Jeronimo Martins is the largest food distribution group in Poland and Portugal. The company operates in three business segments: distribution; manufacturing; and marketing, representations, and restaurant services.
The United Nations Food and Agriculture Organization defines sustainable diet as “those diets with low environmental impacts which contribute to food and nutrition security and to healthy life for present and future generations.”
Jeronimo Martins has implemented numerous initiatives aimed at creating sustainable diets. For instance the company has adopted the Ecosystems Services Review method proposed by the World Resource Institute to assess the risks of ecosystems. In 2013, Jeronimo Martins launched risk assessments for 10 species of fish that are most important to the company in terms of biomass and these results will be used to establish the requirements and principles of its Policy for Sustainable Sourcing for fish.
According to the World Health Organization, by 2015 it is estimated that over 1.5 billion people will be overweight1. If recent trends continue, projections forecast that by 2030, 2.16 billion people will be overweight and 1.12 billion will be considered obese2.
In 2012 and 2013 Jeronimo Martins repackaged 800 items (in stock keeping units, or SKUs) in Poland to place a greater emphasis on nutritional information. During this same time, the company removed over 1400 tons of sugar, 24 tons of saturated fat, and 39 tons of fat from its private brand products. In Poland, the company supports the Milk Start program—a program developed to help address malnutrition amongst Polish children. Milk Start cereals are enriched with vitamins and minerals and sold at an accessible price, without any profit to Jeronimo Martins.
Packaging plays an important role in the environmental impact of food products. Packaging that contains recyclable or post-consumer recycled content, or minimizes the use of materials, gives companies the opportunity to reduce their environmental footprint by reducing their waste output. Companies that introduce eco-friendly packaging in their products will be at an advantage in mitigating their environmental impact.
Jeronimo Martins works to improve the eco-efficiency of packaging based on eco-design strategies in order to reduce the environmental impact, specifically waste, of its private brand products. Other benefits include reduced packaging costs and optimization of transportation and logistics. In 2013, the company’s distribution sector was able to avoid transporting goods that would have generated the equivalent of 397 tons of carbon dioxide, while also saving 2,313 tons of packaging materials.
Jeronimo Martins operates over 2500 stores, however the company only has 12 eco-stores.

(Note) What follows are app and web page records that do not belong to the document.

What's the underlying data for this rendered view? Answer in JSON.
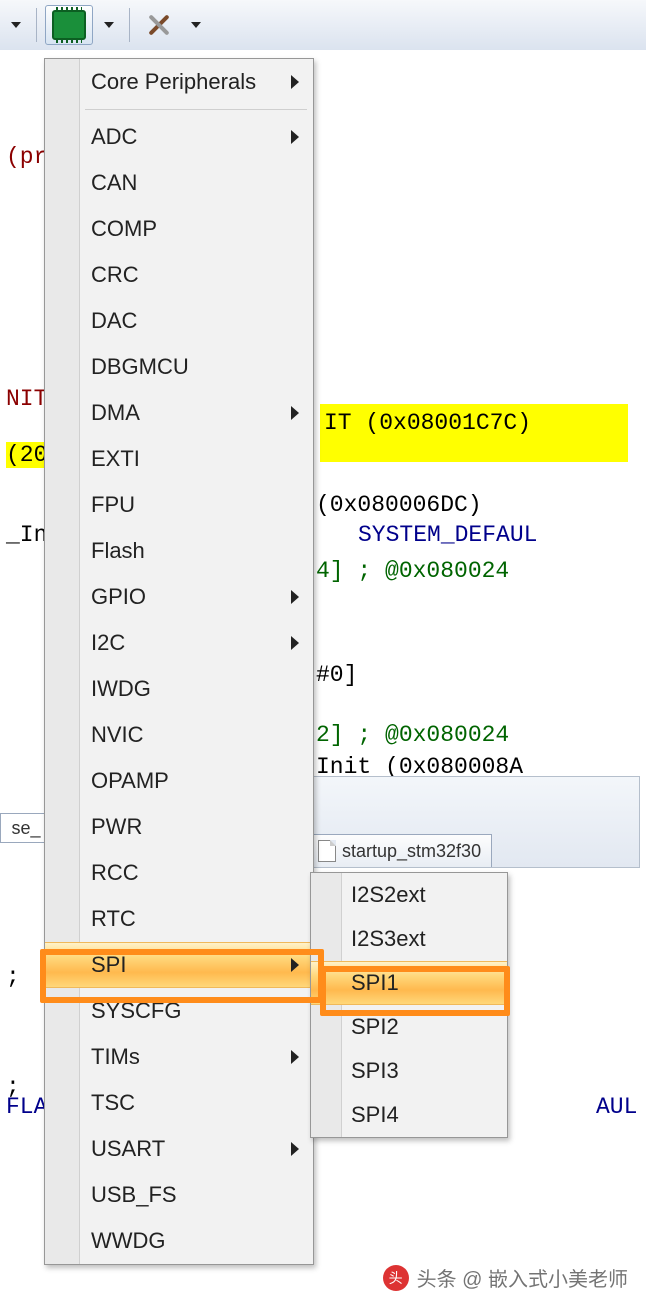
{
  "toolbar": {
    "chip_btn": "peripherals-dropdown",
    "tools_btn": "tools-dropdown"
  },
  "code": {
    "l1": "(pr",
    "l2": "NIT",
    "l2b": "IT (0x08001C7C)",
    "l3": "(20",
    "l4": "(0x080006DC)",
    "l5a": "_In",
    "l5b": "SYSTEM_DEFAUL",
    "l6": "4]  ; @0x080024",
    "l7": "#0]",
    "l8": "2]  ; @0x080024",
    "l9": "Init (0x080008A",
    "l10": ";",
    "l11": ";",
    "l12": "FLA",
    "l12b": "AUL"
  },
  "tabs": {
    "se": "se_",
    "file": "startup_stm32f30"
  },
  "menu": {
    "header": "Core Peripherals",
    "items": [
      {
        "label": "ADC",
        "sub": true
      },
      {
        "label": "CAN",
        "sub": false
      },
      {
        "label": "COMP",
        "sub": false
      },
      {
        "label": "CRC",
        "sub": false
      },
      {
        "label": "DAC",
        "sub": false
      },
      {
        "label": "DBGMCU",
        "sub": false
      },
      {
        "label": "DMA",
        "sub": true
      },
      {
        "label": "EXTI",
        "sub": false
      },
      {
        "label": "FPU",
        "sub": false
      },
      {
        "label": "Flash",
        "sub": false
      },
      {
        "label": "GPIO",
        "sub": true
      },
      {
        "label": "I2C",
        "sub": true
      },
      {
        "label": "IWDG",
        "sub": false
      },
      {
        "label": "NVIC",
        "sub": false
      },
      {
        "label": "OPAMP",
        "sub": false
      },
      {
        "label": "PWR",
        "sub": false
      },
      {
        "label": "RCC",
        "sub": false
      },
      {
        "label": "RTC",
        "sub": false
      },
      {
        "label": "SPI",
        "sub": true,
        "hover": true,
        "boxed": true
      },
      {
        "label": "SYSCFG",
        "sub": false
      },
      {
        "label": "TIMs",
        "sub": true
      },
      {
        "label": "TSC",
        "sub": false
      },
      {
        "label": "USART",
        "sub": true
      },
      {
        "label": "USB_FS",
        "sub": false
      },
      {
        "label": "WWDG",
        "sub": false
      }
    ]
  },
  "submenu": {
    "items": [
      {
        "label": "I2S2ext"
      },
      {
        "label": "I2S3ext"
      },
      {
        "label": "SPI1",
        "hover": true,
        "boxed": true
      },
      {
        "label": "SPI2"
      },
      {
        "label": "SPI3"
      },
      {
        "label": "SPI4"
      }
    ]
  },
  "watermark": {
    "text": "头条 @ 嵌入式小美老师"
  }
}
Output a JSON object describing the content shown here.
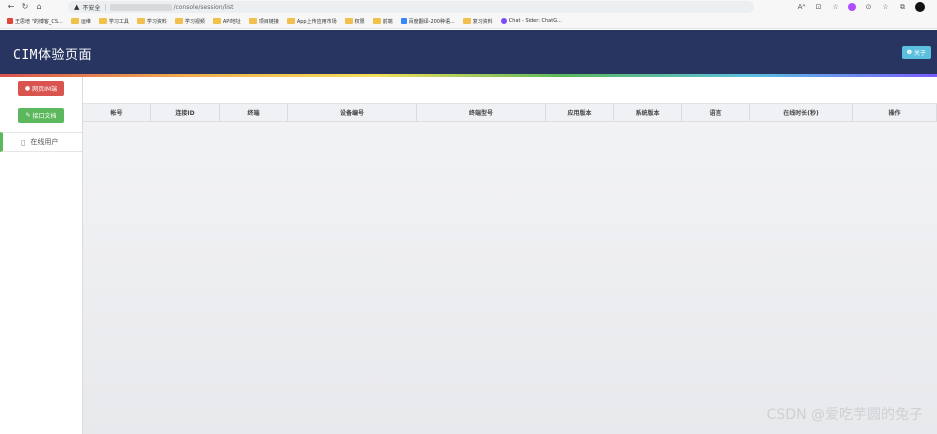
{
  "browser": {
    "nav": [
      "←",
      "↻",
      "⌂"
    ],
    "insecure_label": "不安全",
    "url_path": "/console/session/list",
    "right_icons": [
      "Aᴬ",
      "⊡",
      "☆",
      "⊙",
      "☆",
      "⧉",
      "⋯"
    ],
    "bookmarks": [
      {
        "label": "王思培 \"的博客_CS...",
        "icon": "red"
      },
      {
        "label": "运维",
        "icon": "folder"
      },
      {
        "label": "学习工具",
        "icon": "folder"
      },
      {
        "label": "学习资料",
        "icon": "folder"
      },
      {
        "label": "学习视频",
        "icon": "folder"
      },
      {
        "label": "API地址",
        "icon": "folder"
      },
      {
        "label": "项目链接",
        "icon": "folder"
      },
      {
        "label": "App上传应用市场",
        "icon": "folder"
      },
      {
        "label": "权限",
        "icon": "folder"
      },
      {
        "label": "前端",
        "icon": "folder"
      },
      {
        "label": "百度翻译-200种语...",
        "icon": "blue"
      },
      {
        "label": "复习资料",
        "icon": "folder"
      },
      {
        "label": "Chat - Sider: ChatG...",
        "icon": "purple"
      }
    ]
  },
  "header": {
    "title": "CIM体验页面",
    "about_label": "关于",
    "about_icon": "info-circle-icon",
    "bg_color": "#283561"
  },
  "sidebar": {
    "web_im_label": "网页IM端",
    "api_docs_label": "接口文档",
    "online_users_label": "在线用户"
  },
  "table": {
    "columns": [
      "帐号",
      "连接ID",
      "终端",
      "设备编号",
      "终端型号",
      "应用版本",
      "系统版本",
      "语言",
      "在线时长(秒)",
      "操作"
    ]
  },
  "watermark": "CSDN @爱吃芋圆的兔子"
}
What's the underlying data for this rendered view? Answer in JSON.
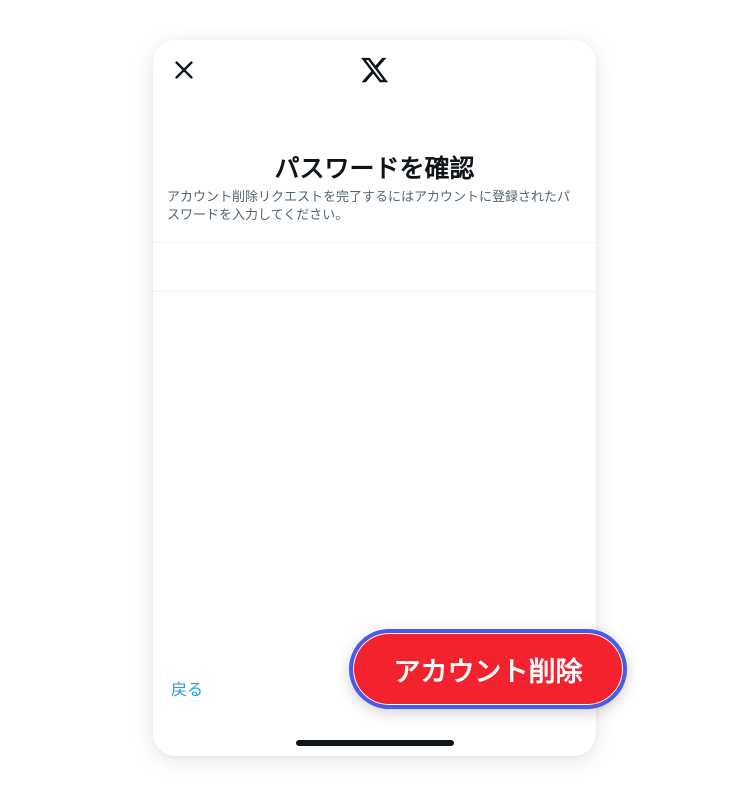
{
  "header": {
    "close_icon": "close-icon",
    "logo_icon": "x-logo-icon"
  },
  "title": "パスワードを確認",
  "description": "アカウント削除リクエストを完了するにはアカウントに登録されたパスワードを入力してください。",
  "password_field": {
    "value": "",
    "placeholder": ""
  },
  "footer": {
    "back_label": "戻る",
    "delete_label": "アカウント削除"
  },
  "colors": {
    "danger": "#f4212e",
    "link": "#1d9bf0",
    "focus_ring": "#4b5ae6",
    "text_primary": "#0f1419",
    "text_secondary": "#536471"
  }
}
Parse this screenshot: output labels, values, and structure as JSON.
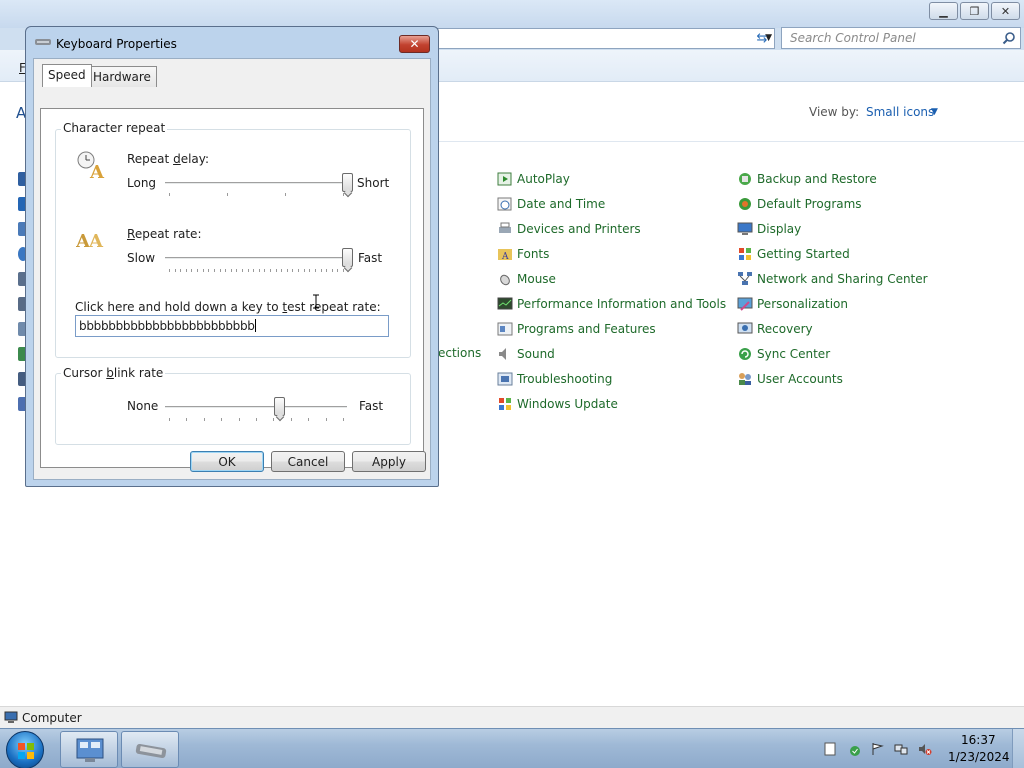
{
  "control_panel": {
    "search_placeholder": "Search Control Panel",
    "menu_first_letter": "F",
    "heading_stub": "A",
    "view_by_label": "View by:",
    "view_by_value": "Small icons",
    "hidden_item_stub": "ections",
    "items_col1": [
      {
        "label": "AutoPlay",
        "icon": "autoplay-icon"
      },
      {
        "label": "Date and Time",
        "icon": "clock-icon"
      },
      {
        "label": "Devices and Printers",
        "icon": "printer-icon"
      },
      {
        "label": "Fonts",
        "icon": "fonts-folder-icon"
      },
      {
        "label": "Mouse",
        "icon": "mouse-icon"
      },
      {
        "label": "Performance Information and Tools",
        "icon": "performance-icon"
      },
      {
        "label": "Programs and Features",
        "icon": "programs-icon"
      },
      {
        "label": "Sound",
        "icon": "speaker-icon"
      },
      {
        "label": "Troubleshooting",
        "icon": "troubleshooting-icon"
      },
      {
        "label": "Windows Update",
        "icon": "windows-update-icon"
      }
    ],
    "items_col2": [
      {
        "label": "Backup and Restore",
        "icon": "backup-icon"
      },
      {
        "label": "Default Programs",
        "icon": "default-programs-icon"
      },
      {
        "label": "Display",
        "icon": "display-icon"
      },
      {
        "label": "Getting Started",
        "icon": "getting-started-icon"
      },
      {
        "label": "Network and Sharing Center",
        "icon": "network-icon"
      },
      {
        "label": "Personalization",
        "icon": "personalization-icon"
      },
      {
        "label": "Recovery",
        "icon": "recovery-icon"
      },
      {
        "label": "Sync Center",
        "icon": "sync-icon"
      },
      {
        "label": "User Accounts",
        "icon": "users-icon"
      }
    ],
    "status_text": "Computer"
  },
  "dialog": {
    "title": "Keyboard Properties",
    "close_glyph": "✕",
    "tabs": [
      "Speed",
      "Hardware"
    ],
    "char_repeat": {
      "group_label": "Character repeat",
      "delay_label_pre": "Repeat ",
      "delay_label_u": "d",
      "delay_label_post": "elay:",
      "delay_min": "Long",
      "delay_max": "Short",
      "delay_value": 1.0,
      "rate_label_u": "R",
      "rate_label_post": "epeat rate:",
      "rate_min": "Slow",
      "rate_max": "Fast",
      "rate_value": 1.0,
      "test_label_pre": "Click here and hold down a key to ",
      "test_label_u": "t",
      "test_label_post": "est repeat rate:",
      "test_value": "bbbbbbbbbbbbbbbbbbbbbbbb"
    },
    "cursor_blink": {
      "group_label_pre": "Cursor ",
      "group_label_u": "b",
      "group_label_post": "link rate",
      "min": "None",
      "max": "Fast",
      "value": 0.63
    },
    "buttons": {
      "ok": "OK",
      "cancel": "Cancel",
      "apply": "Apply"
    }
  },
  "taskbar": {
    "time": "16:37",
    "date": "1/23/2024"
  },
  "colors": {
    "link_green": "#1e6a2a",
    "link_blue": "#1b5fb0",
    "close_red": "#c2422f"
  }
}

Eco-stores include 10 standard measures to reduce water and energy consumption and to manage waste. The company also plans to test and implement Building Research Establishment Environmental Assessment Method (BREEAM) certification at its eco-stores in Poland. Portfolio 21 would like the company to expand the use of its eco-store and BREEAM certification to further reduce the direct environmental impacts its stores have.
Despite the risk assessments Jeronimo Martins carries out, currently only a limited number of the company’s products have sustainability certifications. We would like to see the company set more aggressive product certification goals.
To the best of our knowledge the above information is accurate and was obtained from sources we believe to be reliable. Neither the information presented above nor any opinion expressed shall be construed as an offer to sell or a solicitation to buy the security. The views expressed are those of portfolio management as of 8/31/14 and may not reflect current opinions or subsequent events.